Credit: U.S. Navy/Naval Air Systems Command/NAVAIR
NAVAL AIR SYSTEMS COMMAND, PATUXENT RIVER, Md. -- The X-47B Unmanned Combat Air System (UCAS) demonstrator successfully completed its inaugural land-based catapult launch here Nov. 29, marking the start of a new era for naval aviation.
"Carrier-based unmanned aircraft will change the concept of operations for the carrier-controlled airspace," said Rear Adm. Mat Winter, the program executive officer for Unmanned Aviation and Strike Weapons. "The N-UCAS program's goal is to demonstrate integration of an unmanned aircraft into a carrier environment and reduce technical risk associated with developing potential future unmanned, carrier-compatible systems."
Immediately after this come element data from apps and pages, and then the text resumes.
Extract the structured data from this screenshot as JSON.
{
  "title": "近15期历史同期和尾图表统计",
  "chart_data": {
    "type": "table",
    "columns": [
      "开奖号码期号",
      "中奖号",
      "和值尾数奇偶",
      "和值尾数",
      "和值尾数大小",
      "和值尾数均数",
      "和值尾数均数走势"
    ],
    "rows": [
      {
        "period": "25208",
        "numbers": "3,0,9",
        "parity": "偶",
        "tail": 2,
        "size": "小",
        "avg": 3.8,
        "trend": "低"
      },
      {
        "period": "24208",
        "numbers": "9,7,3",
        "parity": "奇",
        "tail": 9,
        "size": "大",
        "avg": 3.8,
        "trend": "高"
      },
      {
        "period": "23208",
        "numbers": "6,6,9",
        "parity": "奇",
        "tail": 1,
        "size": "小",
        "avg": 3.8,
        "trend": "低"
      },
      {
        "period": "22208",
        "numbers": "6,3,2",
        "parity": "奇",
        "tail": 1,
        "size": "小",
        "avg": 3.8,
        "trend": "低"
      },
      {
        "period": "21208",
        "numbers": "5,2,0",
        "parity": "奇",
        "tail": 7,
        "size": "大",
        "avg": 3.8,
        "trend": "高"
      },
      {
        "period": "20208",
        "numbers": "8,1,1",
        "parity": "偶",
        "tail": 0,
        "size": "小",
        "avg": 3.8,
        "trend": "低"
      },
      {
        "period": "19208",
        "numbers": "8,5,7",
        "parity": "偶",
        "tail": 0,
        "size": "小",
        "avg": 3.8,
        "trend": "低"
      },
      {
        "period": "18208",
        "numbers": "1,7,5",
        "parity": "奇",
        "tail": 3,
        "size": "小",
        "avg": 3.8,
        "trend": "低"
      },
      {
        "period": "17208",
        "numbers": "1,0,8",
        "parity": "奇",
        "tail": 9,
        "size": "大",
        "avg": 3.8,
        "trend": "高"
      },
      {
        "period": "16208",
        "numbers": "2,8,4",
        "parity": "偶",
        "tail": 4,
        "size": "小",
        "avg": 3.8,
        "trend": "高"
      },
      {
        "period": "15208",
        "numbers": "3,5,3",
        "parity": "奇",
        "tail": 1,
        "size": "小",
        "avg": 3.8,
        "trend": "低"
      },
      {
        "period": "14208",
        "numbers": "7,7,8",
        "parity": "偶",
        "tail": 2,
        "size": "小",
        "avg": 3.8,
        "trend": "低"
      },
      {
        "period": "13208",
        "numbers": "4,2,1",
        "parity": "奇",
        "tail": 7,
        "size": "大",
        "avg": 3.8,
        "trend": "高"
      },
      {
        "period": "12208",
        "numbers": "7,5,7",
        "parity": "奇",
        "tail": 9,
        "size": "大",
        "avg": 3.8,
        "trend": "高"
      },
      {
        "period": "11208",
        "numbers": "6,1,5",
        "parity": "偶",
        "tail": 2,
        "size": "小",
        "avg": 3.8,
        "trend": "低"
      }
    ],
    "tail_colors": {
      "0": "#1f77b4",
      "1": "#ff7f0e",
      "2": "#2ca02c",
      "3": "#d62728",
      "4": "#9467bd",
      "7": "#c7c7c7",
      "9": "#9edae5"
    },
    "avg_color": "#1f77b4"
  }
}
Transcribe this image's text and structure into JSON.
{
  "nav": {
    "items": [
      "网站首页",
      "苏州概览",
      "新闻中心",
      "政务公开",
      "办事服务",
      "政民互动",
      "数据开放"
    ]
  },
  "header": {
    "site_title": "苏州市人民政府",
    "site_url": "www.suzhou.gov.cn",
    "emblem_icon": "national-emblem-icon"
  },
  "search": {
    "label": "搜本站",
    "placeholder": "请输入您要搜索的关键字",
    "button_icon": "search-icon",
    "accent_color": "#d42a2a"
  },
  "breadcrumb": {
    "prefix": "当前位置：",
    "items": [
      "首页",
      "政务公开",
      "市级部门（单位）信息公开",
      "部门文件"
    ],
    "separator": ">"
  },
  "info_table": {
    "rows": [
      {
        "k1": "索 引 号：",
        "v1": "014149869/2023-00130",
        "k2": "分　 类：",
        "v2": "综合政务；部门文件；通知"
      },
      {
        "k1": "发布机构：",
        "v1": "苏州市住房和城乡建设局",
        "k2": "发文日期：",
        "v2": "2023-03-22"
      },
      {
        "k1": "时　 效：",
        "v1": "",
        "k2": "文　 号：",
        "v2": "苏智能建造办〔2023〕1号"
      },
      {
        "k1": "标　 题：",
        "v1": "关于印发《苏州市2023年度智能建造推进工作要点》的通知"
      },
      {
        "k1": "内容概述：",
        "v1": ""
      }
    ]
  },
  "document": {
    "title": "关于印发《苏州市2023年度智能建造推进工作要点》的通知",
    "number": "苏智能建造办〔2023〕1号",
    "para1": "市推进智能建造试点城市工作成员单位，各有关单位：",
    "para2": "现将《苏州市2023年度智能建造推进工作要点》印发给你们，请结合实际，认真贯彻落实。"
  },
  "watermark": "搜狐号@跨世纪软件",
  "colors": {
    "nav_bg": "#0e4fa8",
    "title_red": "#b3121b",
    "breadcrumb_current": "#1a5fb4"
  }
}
The Navy's first-ever steam catapult launch of the pilotless X-47B ensures the vehicle can structurally handle the rigors of the unique and stringent aircraft-carrier environment.
"The X-47B shore-based catapult launch we witnessed here today will leave a mark in history," said Vice Adm. David Dunaway, NAVAIR commander. "We are working toward the future integration of unmanned aircraft on the carrier deck, something we didn't envision 60 years ago when the steam catapult was first built here."
Since the birth of naval aviation, engineers have relied on experienced test pilots to help evaluate aircraft flying qualities and structural suitability. Today, the Navy UCAS integrated test team relied solely on data from a pre-programmed automated X-47B aircraft to achieve these data points.
"This test, in addition to the extensive modeling and simulation done prior to today, gives us great confidence in the X-47B's ability to operate on the flight deck," said Capt. Jaime Engdahl, the Navy UCAS program manager.
The combined Navy and Northrop Grumman team will continue ground-based catapult verification and final flight software validation at Pax River before embarking on USS Harry S. Truman (CVN 75) later this month for its initial sea trials.
The Navy will use the X-47B to demonstrate the first carrier-based launches and recoveries by an autonomous, unmanned aircraft in 2013.
"We are breaking new ground with the development of a carrier-based system that enables launch and recovery support of an unmanned platform off a carrier flight deck," Engdahl said. "Every test we are conducting at Pax River and at sea is a historic milestone for naval aviation."
carrier operations are very hard on airframes, this is a big step for UAVs indeed